After joining the Mod Squad, these volunteers receive more advanced training, which enables them to help with training the dogs with basic manners, crate training, toy training, and to do implement behavior plans for those dogs who might need a little more attention to become ready for adoption.

The Mod Squad members also participate in:

  • Public events
  • Taking photos and videos to help advertise the dogs better
  • Fostering a dog for few nights
  • Training other volunteers
  • Assisting with training classes and playgroups
  • Agility for fun with the dogs
  • Giving the harder-to-handle dogs some quiet and cuddle time

With a little bit of training and some motivated volunteers, your shelter or rescue could train an advanced “Mod Squad” too. Training for the program begins at the regular volunteer level. In our program, volunteers go through two tiers of training: Level 1 and Level 2. Level 1 consists of two hours of initial teaching sessions, with one focusing on easier dogs to handle, and the next one on moderate-to-harder dogs to handle. Once they have completed Level 1 training, they must volunteer for at least three months, complete at least 30 hours working with the dogs, and perform practical exercises (e.g., putting on a head halter), supervised by a behavior counselor/dog trainer, to move up to Level 2. Following the tiered training, a select few dedicated volunteers are invited to train for the Mod Squad after they have spent six months to a year in Level 2. Once a volunteer accepts the offer, we hold four 2-hour trainings with instruction on behavior, dog communication and body signals, advanced training and behavior plans, and safety. After completing the four training sessions, Mod Squad candidates take a written test and a practical exam and, when they pass, become our advanced volunteers.

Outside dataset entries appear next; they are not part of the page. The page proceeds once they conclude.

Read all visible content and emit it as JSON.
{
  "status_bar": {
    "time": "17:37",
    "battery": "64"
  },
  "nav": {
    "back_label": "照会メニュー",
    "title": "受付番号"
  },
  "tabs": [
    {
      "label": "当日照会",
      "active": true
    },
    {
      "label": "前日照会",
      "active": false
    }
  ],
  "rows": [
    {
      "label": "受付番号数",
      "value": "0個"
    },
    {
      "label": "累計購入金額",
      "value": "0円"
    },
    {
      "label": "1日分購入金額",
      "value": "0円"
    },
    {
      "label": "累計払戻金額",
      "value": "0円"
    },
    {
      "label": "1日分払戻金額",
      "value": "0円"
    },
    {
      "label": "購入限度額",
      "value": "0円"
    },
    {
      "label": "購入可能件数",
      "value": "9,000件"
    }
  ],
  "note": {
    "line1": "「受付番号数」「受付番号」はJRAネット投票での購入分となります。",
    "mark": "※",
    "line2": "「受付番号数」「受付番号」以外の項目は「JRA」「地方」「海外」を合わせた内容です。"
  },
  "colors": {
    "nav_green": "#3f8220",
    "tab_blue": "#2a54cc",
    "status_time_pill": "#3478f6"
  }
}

The benefits of having the Mod Squad is evident in the way that they bridge the gap between their regular volunteer peers and licensed dog trainers. Once they are trained, the shelter manager, our behavior department, and volunteer manager all work closely with them on ideas, training plans, enrichment and outings to help market our dogs and get them ready for adoption. The behavior department sends Mod Squad volunteers a list of the dogs who may need some extra training and behavior work for a given week, and when the Mod Squad comes in, they work with those dogs and report back. They also help with public events, adoptions, and trainings of their choice – as much as their availability allows. Not only does the Mod Squad help our dogs, but they also help our shelter staff by relieving some of the work for those dogs. They ca even help our volunteers by being point people whom the volunteers can go to for questions and help with dogs. In the longer term, they also help each other by becoming friends, colleagues and support in this world of sheltering, training and loving dogs.

In any shelter, volunteers who are ready and willing to go the extra mile are a precious resource. Given the right training and know-how, a dedicated group of advanced volunteers can provide a cost-effective and invaluable boost to the overall potential of a shelter to help both animals and the greater community. For us at the Animal Rescue League of Boston, the Mod Squad has become an important contributor to our success as a shelter.